U.S. stock prices were mixed Friday, with not a lot of movement in either direction. Investors seemed to shrug off new data showing the weakest growth for the U.S. economy in eight years.
The Dow Jones Industrial Average dropped 38 points, for a fractional loss, to 10,416. The broader Standard and Poor's 500 index and the tech-weighted Nasdaq composite both moved fractionally higher.
The Dow Industrials lost about 1.5 percent for the week. The Nasdaq finished unchanged.
A huge profit loss, maybe the largest in corporate history, by fiber-optics equipment company JDS Uniphase weighed on the market. JDS also announced 7,000 more job cuts.
The latest on the U.S. economy shows second-quarter Gross Domestic Product was up just .7 percent, the slowest growth since the first quarter of 1993. And, consumer confidence edged lower this month. Experts said it was a reaction to the growing list of corporate layoffs and the flat stock market.
Experts anticipated a weak second quarter for the economy. But the numbers actually were slightly lower than many had predicted. Dana Johnson, an economist with Bank One Securities, says the second-quarter was all about lower spending. "We sort of have a 'glide' path going on in the consumer sector," she said. "Their growth keeps slipping a little bit, down to two percent this quarter, and pretty much a disaster in the capital spending sector."
Gary Thayer, chief economist for the AG Edwards investment firm, says the economy has been harder hit than many thought it would be. But he believes the worst of it may be coming to an end. "I think a lot of people would find it hard to characterize this as a 'soft' landing. It's been a really rough landing. But I think we are probably near the weakest point in the slowdown. The leading indicators index, we think, is beginning to show the economy can do better in the second half of the year. And, we're pretty encouraged with the tax rebates coming out this quarter that consumer spending will hold up."
A cautionary note, this is not the end of the second-quarter GDP story. The numbers are subject to two separate revisions, taking into account June data that did not arrive in time to be included in the calculations. Experts say the outcome could go either way, including the possibility of a downward push toward negative growth.

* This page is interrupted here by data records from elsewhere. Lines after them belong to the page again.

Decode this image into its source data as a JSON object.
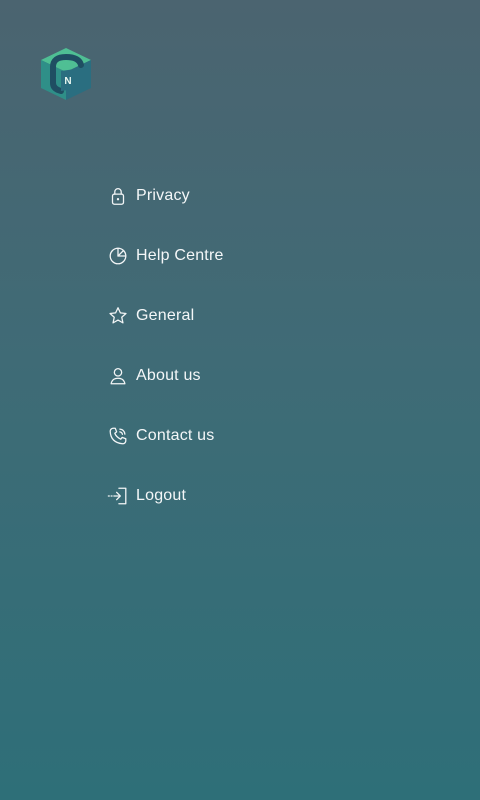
{
  "app": {
    "logo_icon": "brand-cube-logo"
  },
  "menu": {
    "items": [
      {
        "label": "Privacy",
        "icon": "lock-icon"
      },
      {
        "label": "Help Centre",
        "icon": "pie-chart-icon"
      },
      {
        "label": "General",
        "icon": "star-icon"
      },
      {
        "label": "About us",
        "icon": "user-icon"
      },
      {
        "label": "Contact us",
        "icon": "phone-icon"
      },
      {
        "label": "Logout",
        "icon": "logout-icon"
      }
    ]
  },
  "colors": {
    "background_top": "#4b6470",
    "background_bottom": "#2e6f78",
    "logo_primary": "#38a488",
    "logo_dark": "#1f4e62",
    "text": "#f4f7f8"
  }
}
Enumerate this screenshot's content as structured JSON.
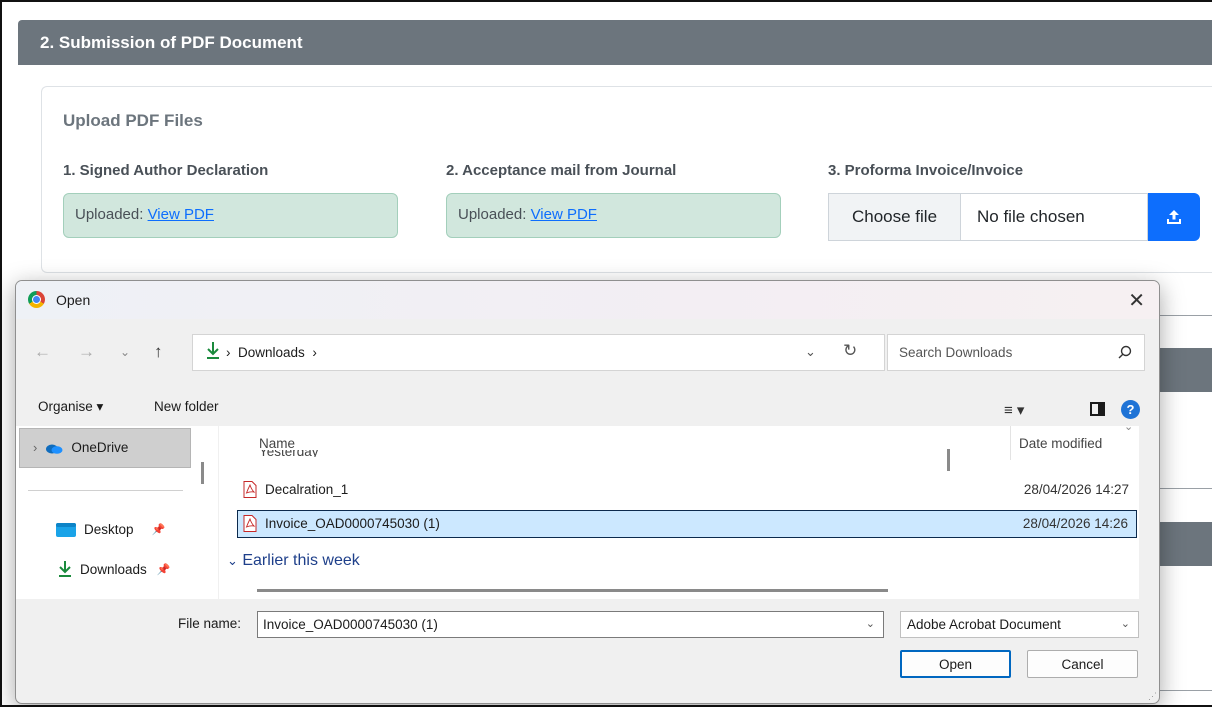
{
  "page": {
    "section_title": "2. Submission of PDF Document",
    "upload_title": "Upload PDF Files",
    "documents": [
      {
        "label": "1. Signed Author Declaration",
        "status": "Uploaded: ",
        "link": "View PDF"
      },
      {
        "label": "2. Acceptance mail from Journal",
        "status": "Uploaded: ",
        "link": "View PDF"
      },
      {
        "label": "3. Proforma Invoice/Invoice",
        "choose_label": "Choose file",
        "no_file_label": "No file chosen"
      }
    ],
    "colors": {
      "header": "#6c757d",
      "uploaded_bg": "#d1e7dd",
      "link": "#0d6efd",
      "upload_btn": "#0d6efd"
    }
  },
  "dialog": {
    "title": "Open",
    "close": "✕",
    "address": {
      "folder": "Downloads",
      "separator": "›"
    },
    "search_placeholder": "Search Downloads",
    "toolbar": {
      "organise": "Organise ▾",
      "new_folder": "New folder"
    },
    "nav": {
      "onedrive": "OneDrive",
      "desktop": "Desktop",
      "downloads": "Downloads"
    },
    "columns": {
      "name": "Name",
      "date": "Date modified"
    },
    "partial_group": "Yesterday",
    "files": [
      {
        "name": "Decalration_1",
        "date": "28/04/2026 14:27",
        "selected": false
      },
      {
        "name": "Invoice_OAD0000745030 (1)",
        "date": "28/04/2026 14:26",
        "selected": true
      }
    ],
    "group_earlier": "Earlier this week",
    "footer": {
      "file_name_label": "File name:",
      "file_name_value": "Invoice_OAD0000745030 (1)",
      "file_type": "Adobe Acrobat Document",
      "open": "Open",
      "cancel": "Cancel"
    }
  }
}
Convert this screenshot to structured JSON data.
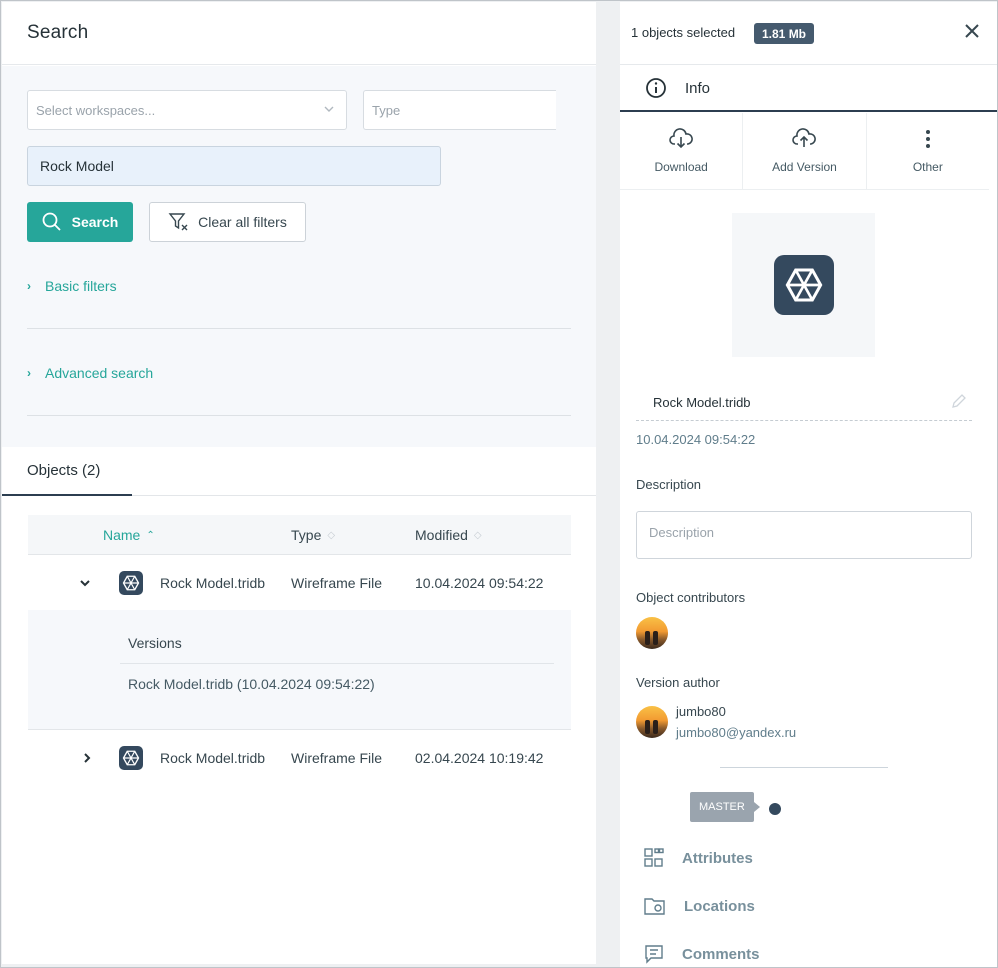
{
  "search": {
    "title": "Search",
    "workspaces_placeholder": "Select workspaces...",
    "type_placeholder": "Type",
    "query_value": "Rock Model",
    "search_button": "Search",
    "clear_button": "Clear all filters",
    "basic_filters": "Basic filters",
    "advanced_search": "Advanced search"
  },
  "objects": {
    "tab_label": "Objects (2)",
    "columns": {
      "name": "Name",
      "type": "Type",
      "modified": "Modified"
    },
    "rows": [
      {
        "name": "Rock Model.tridb",
        "type": "Wireframe File",
        "modified": "10.04.2024 09:54:22",
        "expanded": true
      },
      {
        "name": "Rock Model.tridb",
        "type": "Wireframe File",
        "modified": "02.04.2024 10:19:42",
        "expanded": false
      }
    ],
    "versions": {
      "title": "Versions",
      "items": [
        "Rock Model.tridb (10.04.2024 09:54:22)"
      ]
    }
  },
  "details": {
    "selected_text": "1 objects selected",
    "size_badge": "1.81 Mb",
    "info_tab": "Info",
    "actions": {
      "download": "Download",
      "add_version": "Add Version",
      "other": "Other"
    },
    "file_name": "Rock Model.tridb",
    "date": "10.04.2024 09:54:22",
    "description_label": "Description",
    "description_placeholder": "Description",
    "contributors_label": "Object contributors",
    "author_label": "Version author",
    "author_name": "jumbo80",
    "author_email": "jumbo80@yandex.ru",
    "branch": "MASTER",
    "sections": {
      "attributes": "Attributes",
      "locations": "Locations",
      "comments": "Comments"
    }
  },
  "colors": {
    "accent": "#26a69a",
    "dark": "#2c3e50",
    "icon_bg": "#34495e"
  }
}
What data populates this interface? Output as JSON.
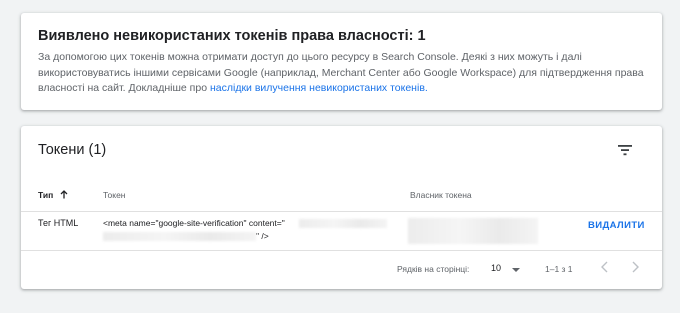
{
  "info": {
    "title": "Виявлено невикористаних токенів права власності: 1",
    "text": "За допомогою цих токенів можна отримати доступ до цього ресурсу в Search Console. Деякі з них можуть і далі використовуватись іншими сервісами Google (наприклад, Merchant Center або Google Workspace) для підтвердження права власності на сайт. Докладніше про",
    "link": "наслідки вилучення невикористаних токенів."
  },
  "tokens": {
    "title": "Токени (1)",
    "filter_icon": "filter-icon",
    "columns": {
      "type": "Тип",
      "token": "Токен",
      "owner": "Власник токена"
    },
    "sort_icon": "arrow-up-icon",
    "rows": [
      {
        "type": "Тег HTML",
        "token_line1": "<meta name=\"google-site-verification\" content=\"",
        "token_line2": "\" />",
        "action": "ВИДАЛИТИ"
      }
    ]
  },
  "pagination": {
    "rows_label": "Рядків на сторінці:",
    "rows_value": "10",
    "range": "1–1 з 1",
    "prev_icon": "chevron-left-icon",
    "next_icon": "chevron-right-icon"
  },
  "colors": {
    "accent": "#1a73e8",
    "background": "#f1f3f4",
    "card": "#ffffff",
    "muted": "#5f6368"
  }
}
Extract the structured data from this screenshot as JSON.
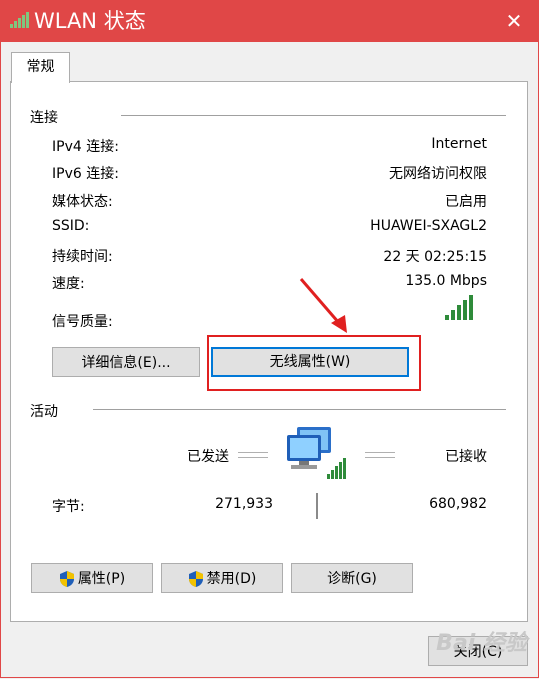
{
  "window": {
    "title": "WLAN 状态",
    "close_glyph": "✕",
    "accent_color": "#e04747"
  },
  "tabs": [
    {
      "label": "常规"
    }
  ],
  "connection": {
    "section_title": "连接",
    "rows": [
      {
        "label": "IPv4 连接:",
        "value": "Internet"
      },
      {
        "label": "IPv6 连接:",
        "value": "无网络访问权限"
      },
      {
        "label": "媒体状态:",
        "value": "已启用"
      },
      {
        "label": "SSID:",
        "value": "HUAWEI-SXAGL2"
      },
      {
        "label": "持续时间:",
        "value": "22 天 02:25:15"
      },
      {
        "label": "速度:",
        "value": "135.0 Mbps"
      }
    ],
    "signal_label": "信号质量:",
    "signal_bars_total": 5,
    "signal_bars_active": 5,
    "signal_icon": "signal-bars-icon"
  },
  "buttons_top": {
    "details": "详细信息(E)...",
    "wireless_properties": "无线属性(W)"
  },
  "activity": {
    "section_title": "活动",
    "sent_label": "已发送",
    "received_label": "已接收",
    "bytes_label": "字节:",
    "bytes_sent": "271,933",
    "bytes_received": "680,982",
    "network_icon": "network-computer-icon"
  },
  "buttons_bottom": {
    "properties": "属性(P)",
    "disable": "禁用(D)",
    "diagnose": "诊断(G)",
    "shield_icon": "uac-shield-icon"
  },
  "footer": {
    "close": "关闭(C)"
  },
  "watermark": "Bai 经验"
}
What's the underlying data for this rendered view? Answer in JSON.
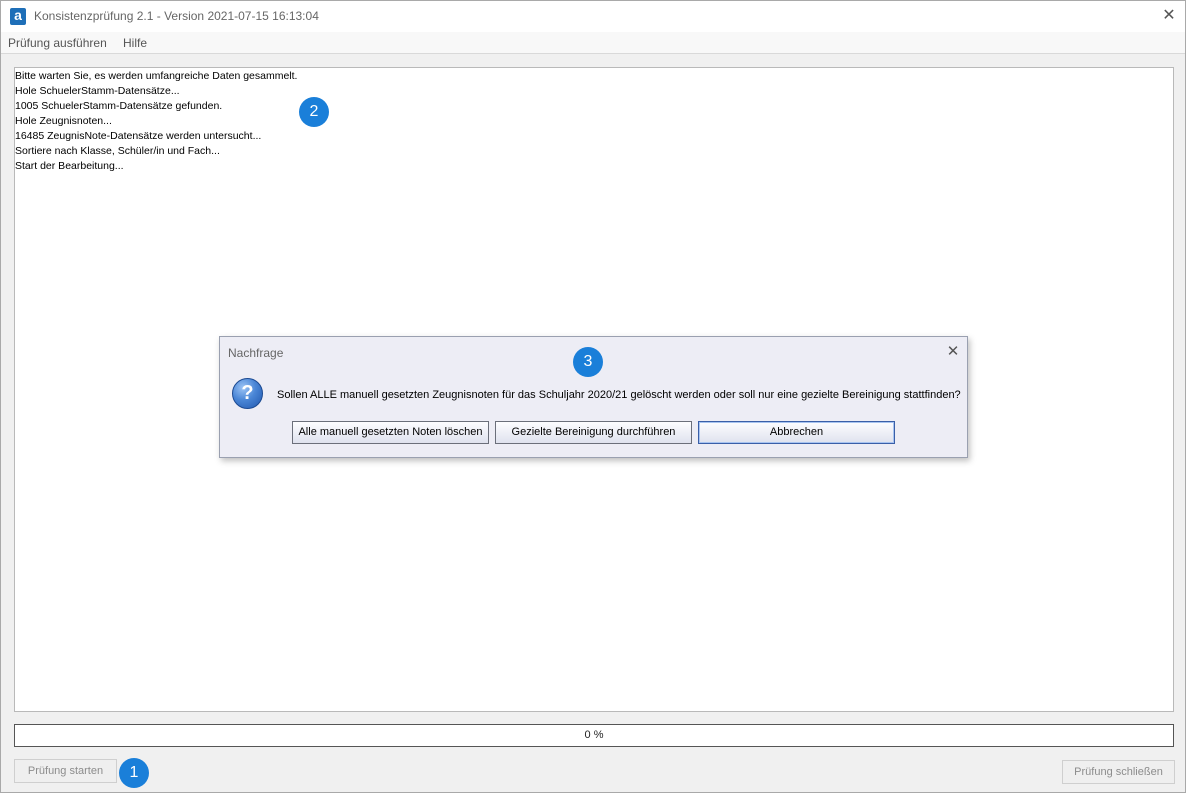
{
  "window": {
    "title": "Konsistenzprüfung 2.1 - Version 2021-07-15 16:13:04",
    "app_icon_glyph": "a",
    "close_glyph": "✕"
  },
  "menu": {
    "items": [
      "Prüfung ausführen",
      "Hilfe"
    ]
  },
  "log": {
    "lines": [
      "Bitte warten Sie, es werden umfangreiche Daten gesammelt.",
      "Hole SchuelerStamm-Datensätze...",
      "1005 SchuelerStamm-Datensätze gefunden.",
      "Hole Zeugnisnoten...",
      "16485 ZeugnisNote-Datensätze werden untersucht...",
      "Sortiere nach Klasse, Schüler/in und Fach...",
      "Start der Bearbeitung..."
    ]
  },
  "progress": {
    "value": 0,
    "label": "0 %"
  },
  "buttons": {
    "start": "Prüfung starten",
    "close": "Prüfung schließen"
  },
  "badges": [
    "1",
    "2",
    "3"
  ],
  "dialog": {
    "title": "Nachfrage",
    "close_glyph": "✕",
    "icon": "question-icon",
    "icon_glyph": "?",
    "message": "Sollen ALLE manuell gesetzten Zeugnisnoten für das Schuljahr 2020/21 gelöscht werden oder soll nur eine gezielte Bereinigung stattfinden?",
    "buttons": [
      "Alle manuell gesetzten Noten löschen",
      "Gezielte Bereinigung durchführen",
      "Abbrechen"
    ]
  },
  "colors": {
    "badge": "#1a7fd9",
    "app_icon": "#1e6fb8"
  }
}
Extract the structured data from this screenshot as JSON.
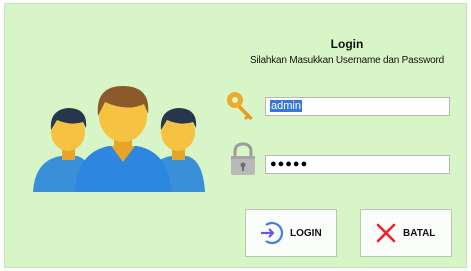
{
  "form": {
    "title": "Login",
    "subtitle": "Silahkan Masukkan Username dan Password",
    "username_value": "admin",
    "password_value": "●●●●●"
  },
  "buttons": {
    "login_label": "LOGIN",
    "cancel_label": "BATAL"
  },
  "icons": {
    "users": "users-group-icon",
    "key": "key-icon",
    "lock": "lock-icon",
    "login": "login-arrow-icon",
    "cancel": "close-x-icon"
  },
  "colors": {
    "background": "#d8f5c8",
    "selection": "#3478d8",
    "cancel_x": "#e8262b",
    "login_icon": "#3f7ee8"
  }
}
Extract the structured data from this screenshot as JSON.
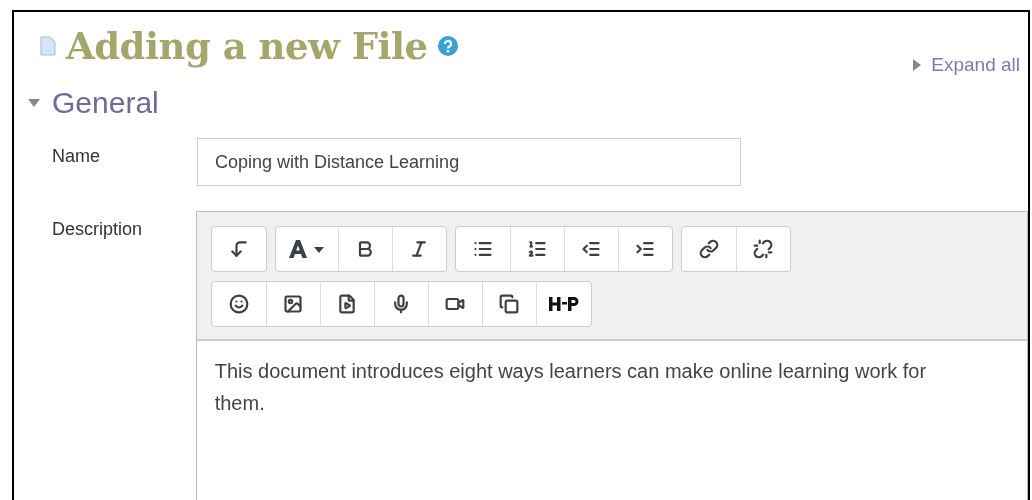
{
  "page": {
    "title": "Adding a new File",
    "expand_all": "Expand all"
  },
  "section": {
    "title": "General",
    "expanded": true
  },
  "name_field": {
    "label": "Name",
    "value": "Coping with Distance Learning"
  },
  "description": {
    "label": "Description",
    "toolbar_rows": [
      [
        [
          {
            "kind": "more"
          }
        ],
        [
          {
            "kind": "font-color"
          },
          {
            "kind": "bold"
          },
          {
            "kind": "italic"
          }
        ],
        [
          {
            "kind": "bullets"
          },
          {
            "kind": "numbers"
          },
          {
            "kind": "outdent"
          },
          {
            "kind": "indent"
          }
        ],
        [
          {
            "kind": "link"
          },
          {
            "kind": "unlink"
          }
        ]
      ],
      [
        [
          {
            "kind": "emoji"
          },
          {
            "kind": "image"
          },
          {
            "kind": "media-file"
          },
          {
            "kind": "microphone"
          },
          {
            "kind": "video"
          },
          {
            "kind": "copy"
          },
          {
            "kind": "logo"
          }
        ]
      ]
    ],
    "value": "This document introduces eight ways learners can make online learning work for them."
  }
}
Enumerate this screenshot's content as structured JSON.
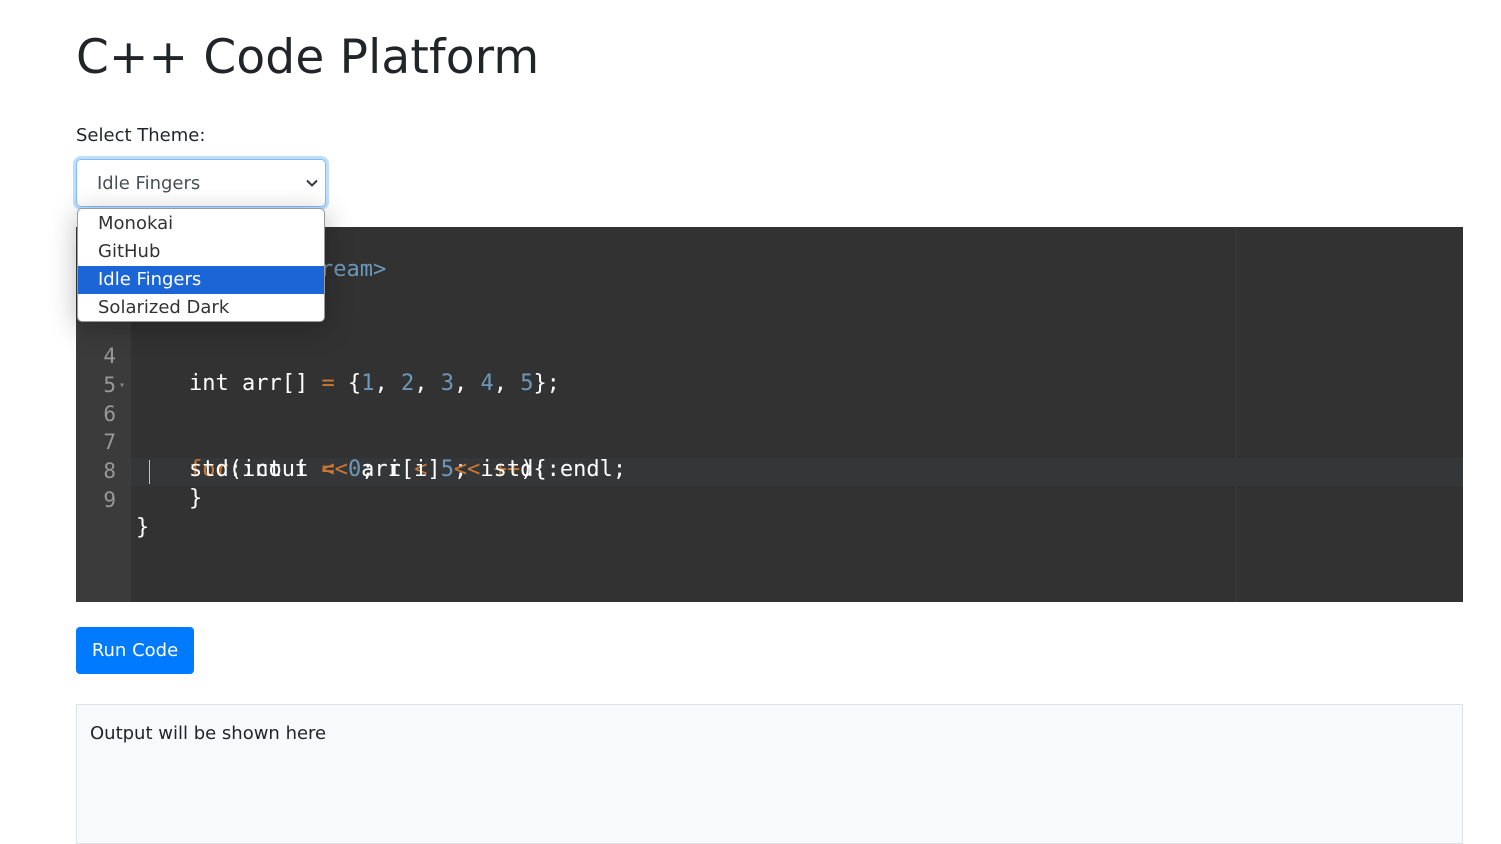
{
  "header": {
    "title": "C++ Code Platform"
  },
  "theme_selector": {
    "label": "Select Theme:",
    "selected": "Idle Fingers",
    "options": [
      "Monokai",
      "GitHub",
      "Idle Fingers",
      "Solarized Dark"
    ],
    "chevron_icon": "chevron-down-icon"
  },
  "editor": {
    "theme_colors": {
      "background": "#323232",
      "gutter": "#3b3b3b",
      "keyword": "#cc7833",
      "number": "#6c99bb",
      "cursor": "#91ff00"
    },
    "visible_fragment_line1": "ream>",
    "lines": [
      {
        "number": "4",
        "text": "    int arr[] = {1, 2, 3, 4, 5};"
      },
      {
        "number": "5",
        "text": ""
      },
      {
        "number": "6",
        "text": "    for(int i = 0; i < 5; i++){"
      },
      {
        "number": "7",
        "text": "    std::cout << arr[i] << std::endl;"
      },
      {
        "number": "8",
        "text": "    }"
      },
      {
        "number": "9",
        "text": "}"
      }
    ]
  },
  "actions": {
    "run_label": "Run Code",
    "run_color": "#007bff"
  },
  "output": {
    "placeholder": "Output will be shown here"
  }
}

In other news, the U.S. Justice Department is said to be ready to go to court to block the proposed acquisition of US Airways by United Airlines. Antitrust regulators say the merger of the number two and number six U.S. air carriers would hurt competition on more than 30 routes and travelers could face higher fares.